The Washington Post reported this week that “Conservative groups” (read: nonprofits used by telecom and media companies to pee in the discourse pool while pretending to be objective, good faith organizations) have spent a quarter million dollars on Facebook ads smearing Sohn:
In the past year, two conservative nonprofits — the American Accountability Foundation (AAF) and the Center for a Free Economy (CFE) — have placed at least $246,000 in Facebook ads opposing Sohn, according to a review of digital ads archives. Facebook does not disclose the exact amount paid or reach garnered for ads on the site, but its database shows that the two groups’ paid messages have been shown to users at least 14.8 million times.
Countless millions more have been spent under the table on all the nonprofits out there currently seeding the press with false claims that Sohn hates cops, rural Americans, free speech, and Hispanics. And some of the money attacking Sohn has also come from Democrats, like former Democratic Senator Heidi Heitkamp, who, over the summer, waged a $250k campaign aimed at making things up about how Sohn secretly hates rural America, an incoherent claim to anybody that actually knows her.

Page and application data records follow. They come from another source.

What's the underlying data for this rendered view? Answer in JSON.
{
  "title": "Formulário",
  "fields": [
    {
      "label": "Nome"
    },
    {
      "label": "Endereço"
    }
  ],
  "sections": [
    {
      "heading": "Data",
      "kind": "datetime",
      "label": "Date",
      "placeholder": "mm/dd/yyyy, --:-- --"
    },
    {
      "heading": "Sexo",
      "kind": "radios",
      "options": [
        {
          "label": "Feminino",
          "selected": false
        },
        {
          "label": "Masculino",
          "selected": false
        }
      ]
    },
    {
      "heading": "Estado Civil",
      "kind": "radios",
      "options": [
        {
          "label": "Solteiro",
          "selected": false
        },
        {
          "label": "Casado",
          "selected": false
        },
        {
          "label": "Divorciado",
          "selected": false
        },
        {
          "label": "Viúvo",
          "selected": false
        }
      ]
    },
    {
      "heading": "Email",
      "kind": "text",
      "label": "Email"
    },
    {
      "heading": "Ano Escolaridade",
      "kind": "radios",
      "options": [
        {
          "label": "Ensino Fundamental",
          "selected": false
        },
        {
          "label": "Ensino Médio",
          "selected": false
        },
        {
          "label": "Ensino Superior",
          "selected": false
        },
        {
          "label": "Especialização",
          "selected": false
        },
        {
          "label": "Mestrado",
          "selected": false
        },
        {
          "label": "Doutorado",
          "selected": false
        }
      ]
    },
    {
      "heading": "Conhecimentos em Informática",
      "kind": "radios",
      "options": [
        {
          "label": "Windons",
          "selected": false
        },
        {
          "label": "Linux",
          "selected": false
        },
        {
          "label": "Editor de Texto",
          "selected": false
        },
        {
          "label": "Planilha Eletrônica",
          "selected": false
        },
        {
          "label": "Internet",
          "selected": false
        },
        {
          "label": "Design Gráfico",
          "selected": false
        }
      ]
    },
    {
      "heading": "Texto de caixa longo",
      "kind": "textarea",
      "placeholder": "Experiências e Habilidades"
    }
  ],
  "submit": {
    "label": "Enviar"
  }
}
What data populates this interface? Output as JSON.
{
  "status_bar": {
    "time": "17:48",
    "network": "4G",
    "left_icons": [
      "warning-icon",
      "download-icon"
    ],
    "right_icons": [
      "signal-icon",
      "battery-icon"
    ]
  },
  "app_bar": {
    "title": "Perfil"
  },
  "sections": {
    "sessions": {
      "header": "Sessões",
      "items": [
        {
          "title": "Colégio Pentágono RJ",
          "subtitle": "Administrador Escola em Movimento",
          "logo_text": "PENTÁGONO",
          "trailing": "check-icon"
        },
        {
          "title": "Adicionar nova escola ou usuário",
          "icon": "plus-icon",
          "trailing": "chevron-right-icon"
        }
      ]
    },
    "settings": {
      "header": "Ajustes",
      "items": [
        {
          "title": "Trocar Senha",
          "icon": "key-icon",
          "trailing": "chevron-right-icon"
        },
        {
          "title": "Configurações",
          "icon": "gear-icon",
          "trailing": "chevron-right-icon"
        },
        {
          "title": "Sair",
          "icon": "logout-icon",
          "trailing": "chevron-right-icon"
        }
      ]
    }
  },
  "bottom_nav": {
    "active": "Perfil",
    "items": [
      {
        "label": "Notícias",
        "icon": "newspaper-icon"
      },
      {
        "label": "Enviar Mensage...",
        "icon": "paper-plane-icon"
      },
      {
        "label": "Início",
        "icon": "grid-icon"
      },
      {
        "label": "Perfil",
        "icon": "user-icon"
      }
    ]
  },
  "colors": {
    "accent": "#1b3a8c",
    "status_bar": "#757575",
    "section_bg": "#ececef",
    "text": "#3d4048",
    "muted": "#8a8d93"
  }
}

All of this illustrates how afraid telecom and media giants are of losing all the hand outs thrown their way by the Trump administration, whether we’re talking about net neutrality or media consolidation rules. It also illustrates what awaits you if you’re a popular, experienced policymaker interested in genuinely reforming one of the most heavily monopolized industries in America.
The telecom industry enjoyed four years of pure regulatory capture under a Trump administration that effectively gave the sector everything it wanted: zero oversight, mindless merger approvals, and huge tax breaks for doing nothing. Under Biden, the agency has been gridlocked for going on two years thanks to a relentless smear campaign.

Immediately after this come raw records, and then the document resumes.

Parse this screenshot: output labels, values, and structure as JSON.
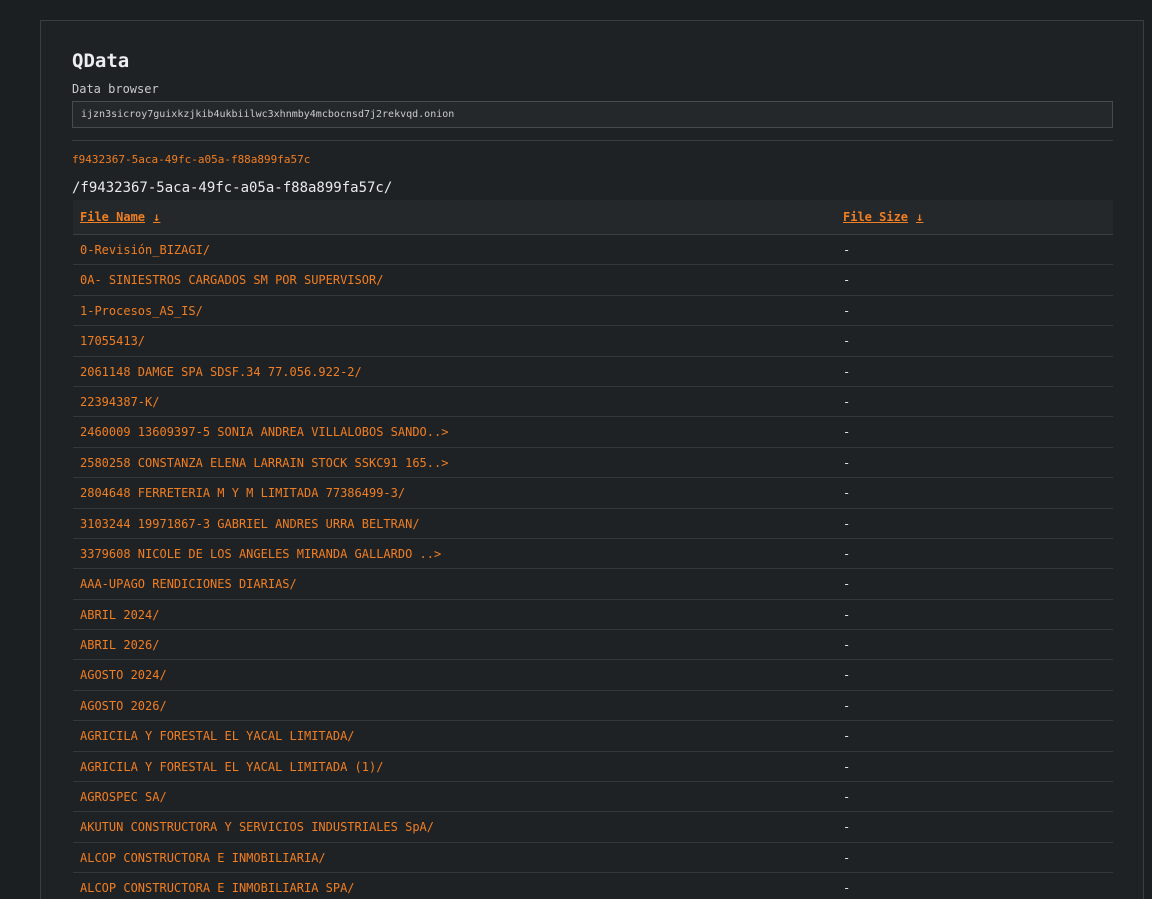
{
  "app": {
    "title": "QData",
    "subtitle": "Data browser"
  },
  "address_bar": {
    "value": "ijzn3sicroy7guixkzjkib4ukbiilwc3xhnmby4mcbocnsd7j2rekvqd.onion"
  },
  "breadcrumb": {
    "link": "f9432367-5aca-49fc-a05a-f88a899fa57c"
  },
  "current_path": "/f9432367-5aca-49fc-a05a-f88a899fa57c/",
  "table": {
    "columns": {
      "name": "File Name",
      "size": "File Size",
      "sort_icon": "↓"
    },
    "rows": [
      {
        "name": "0-Revisión_BIZAGI/",
        "size": "-"
      },
      {
        "name": "0A- SINIESTROS CARGADOS SM POR SUPERVISOR/",
        "size": "-"
      },
      {
        "name": "1-Procesos_AS_IS/",
        "size": "-"
      },
      {
        "name": "17055413/",
        "size": "-"
      },
      {
        "name": "2061148 DAMGE SPA SDSF.34 77.056.922-2/",
        "size": "-"
      },
      {
        "name": "22394387-K/",
        "size": "-"
      },
      {
        "name": "2460009 13609397-5 SONIA ANDREA VILLALOBOS SANDO..>",
        "size": "-"
      },
      {
        "name": "2580258 CONSTANZA ELENA LARRAIN STOCK SSKC91 165..>",
        "size": "-"
      },
      {
        "name": "2804648 FERRETERIA M Y M LIMITADA 77386499-3/",
        "size": "-"
      },
      {
        "name": "3103244 19971867-3 GABRIEL ANDRES URRA BELTRAN/",
        "size": "-"
      },
      {
        "name": "3379608 NICOLE DE LOS ANGELES MIRANDA GALLARDO ..>",
        "size": "-"
      },
      {
        "name": "AAA-UPAGO RENDICIONES DIARIAS/",
        "size": "-"
      },
      {
        "name": "ABRIL 2024/",
        "size": "-"
      },
      {
        "name": "ABRIL 2026/",
        "size": "-"
      },
      {
        "name": "AGOSTO 2024/",
        "size": "-"
      },
      {
        "name": "AGOSTO 2026/",
        "size": "-"
      },
      {
        "name": "AGRICILA Y FORESTAL EL YACAL LIMITADA/",
        "size": "-"
      },
      {
        "name": "AGRICILA Y FORESTAL EL YACAL LIMITADA (1)/",
        "size": "-"
      },
      {
        "name": "AGROSPEC SA/",
        "size": "-"
      },
      {
        "name": "AKUTUN CONSTRUCTORA Y SERVICIOS INDUSTRIALES SpA/",
        "size": "-"
      },
      {
        "name": "ALCOP CONSTRUCTORA E INMOBILIARIA/",
        "size": "-"
      },
      {
        "name": "ALCOP CONSTRUCTORA E INMOBILIARIA SPA/",
        "size": "-"
      }
    ]
  },
  "colors": {
    "accent": "#f07e22",
    "background": "#1c1f22",
    "panel": "#1f2225"
  }
}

That’s six years in which the top U.S. media and telecom regulator has been either directly captured by industry, or bogged down in partisan gridlock directly thanks to corporate lobbying. Yet the press, when it can be bothered to cover what’s happening to Sohn in between transcribing Elon Musk brain farts, seems incapable of calling any of this what it is: corruption.
Filed Under: broadband, catherine cortez masto, corruption, digital divide, fcc, gigi sohn, high speed internet, joe manchin, mark kelly, media, monopolies, telecom